Before this, he plans to put the run-off into a big pit instead of directly allowing it into the old well as is being done now. (Madaka, nala or bund are traditional percolation ponds of this coastal area that are very much like johads of Rajasthan. KRS - Krishna Raj Sagar Dam built on the Kaveri river is the largest in South India.)

‘Importing’ water

Fr Benjamin shows the corner of the plot saying, “We were sending all the water out a decade ago. Come with me, I will show you how we are taking it in now.” On the side of the compound, a new trench has been dug. “This brings water from about one and half acres of neighbouring public playground,” points out Vasantha Shetty, a panchayath member who takes keen interest in water harvesting. This step ‘imports’ not less than 2.5 crore litres of water! Benjamin has initiated work on a new infiltration pit to percolate this 'imported' water.

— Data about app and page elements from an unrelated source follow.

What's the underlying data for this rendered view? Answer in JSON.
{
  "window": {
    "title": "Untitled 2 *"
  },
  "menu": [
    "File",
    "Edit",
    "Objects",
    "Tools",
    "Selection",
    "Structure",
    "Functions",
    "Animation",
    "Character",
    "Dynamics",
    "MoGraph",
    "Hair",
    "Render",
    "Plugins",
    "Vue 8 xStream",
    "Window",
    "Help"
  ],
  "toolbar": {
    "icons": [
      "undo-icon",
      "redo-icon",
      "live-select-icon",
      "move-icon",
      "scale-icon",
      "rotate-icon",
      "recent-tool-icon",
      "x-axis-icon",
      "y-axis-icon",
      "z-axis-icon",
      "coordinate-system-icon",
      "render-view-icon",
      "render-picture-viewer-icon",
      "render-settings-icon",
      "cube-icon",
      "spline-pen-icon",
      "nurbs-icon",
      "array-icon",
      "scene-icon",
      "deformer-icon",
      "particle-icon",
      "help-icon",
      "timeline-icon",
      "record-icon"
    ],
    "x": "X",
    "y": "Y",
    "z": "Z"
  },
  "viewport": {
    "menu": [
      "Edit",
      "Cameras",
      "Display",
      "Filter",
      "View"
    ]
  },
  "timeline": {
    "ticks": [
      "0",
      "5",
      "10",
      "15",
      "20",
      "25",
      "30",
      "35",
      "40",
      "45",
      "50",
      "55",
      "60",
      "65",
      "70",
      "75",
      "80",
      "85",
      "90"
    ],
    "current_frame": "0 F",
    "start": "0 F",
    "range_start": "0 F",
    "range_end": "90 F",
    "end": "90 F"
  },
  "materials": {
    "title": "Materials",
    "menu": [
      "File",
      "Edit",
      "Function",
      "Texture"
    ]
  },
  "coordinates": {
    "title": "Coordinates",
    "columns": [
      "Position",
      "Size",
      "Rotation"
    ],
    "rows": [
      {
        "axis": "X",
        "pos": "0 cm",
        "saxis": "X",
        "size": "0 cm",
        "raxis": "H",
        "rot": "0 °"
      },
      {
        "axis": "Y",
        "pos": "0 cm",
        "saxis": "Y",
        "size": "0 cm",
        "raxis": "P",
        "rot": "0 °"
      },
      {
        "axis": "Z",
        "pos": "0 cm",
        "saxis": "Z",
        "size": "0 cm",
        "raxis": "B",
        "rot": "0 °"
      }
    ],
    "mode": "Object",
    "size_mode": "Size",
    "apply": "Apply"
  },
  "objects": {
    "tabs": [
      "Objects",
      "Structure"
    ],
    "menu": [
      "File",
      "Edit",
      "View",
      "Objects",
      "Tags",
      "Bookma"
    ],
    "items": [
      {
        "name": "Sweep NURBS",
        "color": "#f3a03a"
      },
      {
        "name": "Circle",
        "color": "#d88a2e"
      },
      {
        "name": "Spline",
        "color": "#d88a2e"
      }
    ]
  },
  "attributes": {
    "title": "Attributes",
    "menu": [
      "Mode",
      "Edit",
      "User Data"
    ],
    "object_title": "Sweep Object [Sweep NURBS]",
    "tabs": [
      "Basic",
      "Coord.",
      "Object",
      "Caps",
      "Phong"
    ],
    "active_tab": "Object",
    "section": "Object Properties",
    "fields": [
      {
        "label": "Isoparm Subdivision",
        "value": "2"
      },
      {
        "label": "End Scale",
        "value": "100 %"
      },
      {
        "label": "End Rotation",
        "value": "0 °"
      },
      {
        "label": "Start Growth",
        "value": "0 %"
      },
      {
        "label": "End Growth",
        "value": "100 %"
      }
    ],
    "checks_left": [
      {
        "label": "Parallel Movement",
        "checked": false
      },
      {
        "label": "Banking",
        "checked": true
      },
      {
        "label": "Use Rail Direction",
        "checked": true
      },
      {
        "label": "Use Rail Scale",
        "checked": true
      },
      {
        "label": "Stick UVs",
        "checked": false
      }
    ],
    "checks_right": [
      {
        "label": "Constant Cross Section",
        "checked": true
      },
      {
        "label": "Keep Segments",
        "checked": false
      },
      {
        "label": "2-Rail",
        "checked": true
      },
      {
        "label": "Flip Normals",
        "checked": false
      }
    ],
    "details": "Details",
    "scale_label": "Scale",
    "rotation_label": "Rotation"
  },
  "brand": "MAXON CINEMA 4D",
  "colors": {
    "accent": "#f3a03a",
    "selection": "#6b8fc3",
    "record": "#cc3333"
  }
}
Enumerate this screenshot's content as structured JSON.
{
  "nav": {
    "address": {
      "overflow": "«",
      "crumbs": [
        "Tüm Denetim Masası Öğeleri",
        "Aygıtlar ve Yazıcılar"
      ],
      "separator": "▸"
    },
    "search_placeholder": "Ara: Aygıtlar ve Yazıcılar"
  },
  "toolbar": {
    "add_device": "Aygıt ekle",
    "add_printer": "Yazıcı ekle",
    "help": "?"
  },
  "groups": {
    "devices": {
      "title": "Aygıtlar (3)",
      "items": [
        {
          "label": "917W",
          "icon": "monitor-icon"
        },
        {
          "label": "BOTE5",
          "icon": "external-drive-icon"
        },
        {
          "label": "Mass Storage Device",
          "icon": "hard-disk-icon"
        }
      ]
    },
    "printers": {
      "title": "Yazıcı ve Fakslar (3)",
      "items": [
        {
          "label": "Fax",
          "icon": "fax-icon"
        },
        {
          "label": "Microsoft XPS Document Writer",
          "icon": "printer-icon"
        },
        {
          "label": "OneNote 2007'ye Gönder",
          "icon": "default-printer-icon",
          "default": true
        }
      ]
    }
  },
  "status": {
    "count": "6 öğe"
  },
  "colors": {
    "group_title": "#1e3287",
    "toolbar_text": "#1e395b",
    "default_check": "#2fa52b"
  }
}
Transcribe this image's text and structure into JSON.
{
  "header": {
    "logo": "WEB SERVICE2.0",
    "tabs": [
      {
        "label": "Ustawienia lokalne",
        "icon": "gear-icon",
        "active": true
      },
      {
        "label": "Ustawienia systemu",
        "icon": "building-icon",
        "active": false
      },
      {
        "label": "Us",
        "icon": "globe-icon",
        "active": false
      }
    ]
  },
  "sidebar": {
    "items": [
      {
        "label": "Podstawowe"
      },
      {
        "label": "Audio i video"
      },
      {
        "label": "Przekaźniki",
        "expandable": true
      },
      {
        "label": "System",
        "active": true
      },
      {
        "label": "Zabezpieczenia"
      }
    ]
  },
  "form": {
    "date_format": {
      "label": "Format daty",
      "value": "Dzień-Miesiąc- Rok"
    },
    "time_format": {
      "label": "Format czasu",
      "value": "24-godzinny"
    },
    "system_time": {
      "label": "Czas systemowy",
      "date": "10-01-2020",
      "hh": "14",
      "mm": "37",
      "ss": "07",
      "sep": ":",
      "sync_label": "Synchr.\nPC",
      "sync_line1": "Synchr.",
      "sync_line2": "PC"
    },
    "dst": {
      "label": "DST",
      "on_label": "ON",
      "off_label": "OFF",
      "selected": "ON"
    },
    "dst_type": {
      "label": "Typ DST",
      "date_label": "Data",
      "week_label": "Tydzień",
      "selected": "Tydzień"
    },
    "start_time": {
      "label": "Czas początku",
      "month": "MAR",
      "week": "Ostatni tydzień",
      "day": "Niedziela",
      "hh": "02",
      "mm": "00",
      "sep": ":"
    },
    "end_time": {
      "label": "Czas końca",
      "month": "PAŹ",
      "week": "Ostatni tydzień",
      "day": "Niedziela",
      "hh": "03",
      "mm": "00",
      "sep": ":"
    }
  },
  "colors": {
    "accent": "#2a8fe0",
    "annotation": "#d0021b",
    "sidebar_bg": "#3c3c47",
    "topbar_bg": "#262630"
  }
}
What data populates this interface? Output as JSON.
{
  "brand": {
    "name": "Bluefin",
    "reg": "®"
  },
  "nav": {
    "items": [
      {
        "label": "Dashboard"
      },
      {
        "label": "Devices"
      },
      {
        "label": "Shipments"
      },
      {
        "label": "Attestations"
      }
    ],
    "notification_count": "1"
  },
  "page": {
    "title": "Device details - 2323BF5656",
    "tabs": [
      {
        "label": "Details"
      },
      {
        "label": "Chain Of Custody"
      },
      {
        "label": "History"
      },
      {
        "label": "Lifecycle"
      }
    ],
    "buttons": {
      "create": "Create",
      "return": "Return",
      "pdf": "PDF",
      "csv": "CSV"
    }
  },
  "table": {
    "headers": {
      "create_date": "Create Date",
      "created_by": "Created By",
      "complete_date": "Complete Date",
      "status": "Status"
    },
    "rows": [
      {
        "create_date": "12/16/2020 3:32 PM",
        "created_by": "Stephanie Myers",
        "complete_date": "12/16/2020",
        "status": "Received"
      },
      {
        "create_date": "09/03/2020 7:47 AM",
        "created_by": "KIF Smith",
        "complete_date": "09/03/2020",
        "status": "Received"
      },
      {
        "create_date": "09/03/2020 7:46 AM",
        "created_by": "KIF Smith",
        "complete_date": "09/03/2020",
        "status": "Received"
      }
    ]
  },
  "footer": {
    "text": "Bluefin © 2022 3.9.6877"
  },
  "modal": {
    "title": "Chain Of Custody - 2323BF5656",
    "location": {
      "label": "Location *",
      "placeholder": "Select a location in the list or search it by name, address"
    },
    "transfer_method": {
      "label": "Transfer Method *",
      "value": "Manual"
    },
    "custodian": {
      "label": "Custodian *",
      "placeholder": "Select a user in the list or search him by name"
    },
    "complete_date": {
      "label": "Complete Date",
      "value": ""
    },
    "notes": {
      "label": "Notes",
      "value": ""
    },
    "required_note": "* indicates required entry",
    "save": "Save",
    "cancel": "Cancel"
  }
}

“Now our land is habituated to 'drinking' the runoff water. As such it doesn’t allow much water to run away,” he says, explaining in his own humorous style. Lot of grass and small plants keep covering the land for a longer time of the year. Dry leaves that fall on the soil have made it more fertile. These changes have increased the water percolating ability and water holding capacity of the soil a great deal.

Neighbouring open wells of Praveen Pereira, Antony D’Silva, Sarfin Andrade, Catherine Almeida and one dug by the panchayath for public purpose don't dry now. Out of this, Pereira's is a touching example. The Pereiras had bought this site three decades ago. Since then, the open well had been drying for two months every year. Pereira’s well is on the opposite side of the road, in front of the church. Fr Benjamin’s total water harvesting has increased the water level here too. Since the last two seasons, Pereiras haven’t stepped out of their compound to fetch water.

Difficult beginnings

During the beginning years, many people grumbled and opposed Fr Benjamin’s rain harvesting moves. “We don’t have to harvest rain in this heavy rainfall area,” was one common criticism. Weekly visitors to church for Sunday prayers complained that the standing water here and there was a nuisance. A few parents were of the opinion that the rain pits would pose danger to the students studying in the adjoining school.

“Did the students complain?” “Never,” laughs Fr Benjamin heartily. “They understand the issue far better. It’s only the parents who are late in realising.” Now the convinced neighbours are happily following rain harvesting using low cost measures.

Fr Benjamin has grown around hundred types of medicinal plants here. Raising a mini forest in the campus is his next objective. “Birds and snakes should come here freely,” he hopes. His zeal for greening is evident in the church’s graveyard too. Planting large trees would pose practical problems here. As such, he has raised a nursery and hundreds of now famous medicinal Noni (Morinda citrifolia) plants here. “Thanks to Noni, people visit this graveyard too,” he says.

Spreading awareness

The priest uses any available occasion to introduce the concept of rain harvesting in particular and environment in general to hundreds of his school children. “During free time, I encourage them to come here, see all the measures we have taken to arrest the rain inside the compound,” he says.

Apart from harvesting rain in the church, this priest has taken initiative to spread it outside. It was his inspiration that has made some poor families to harvest roof water in the nearby salinity-affected riversides. Tallur Church observed this Independence Day in a different manner by organising a rain harvesting awareness programme. A citizens’ steering committee has also been constituted to spread awareness and action in the district.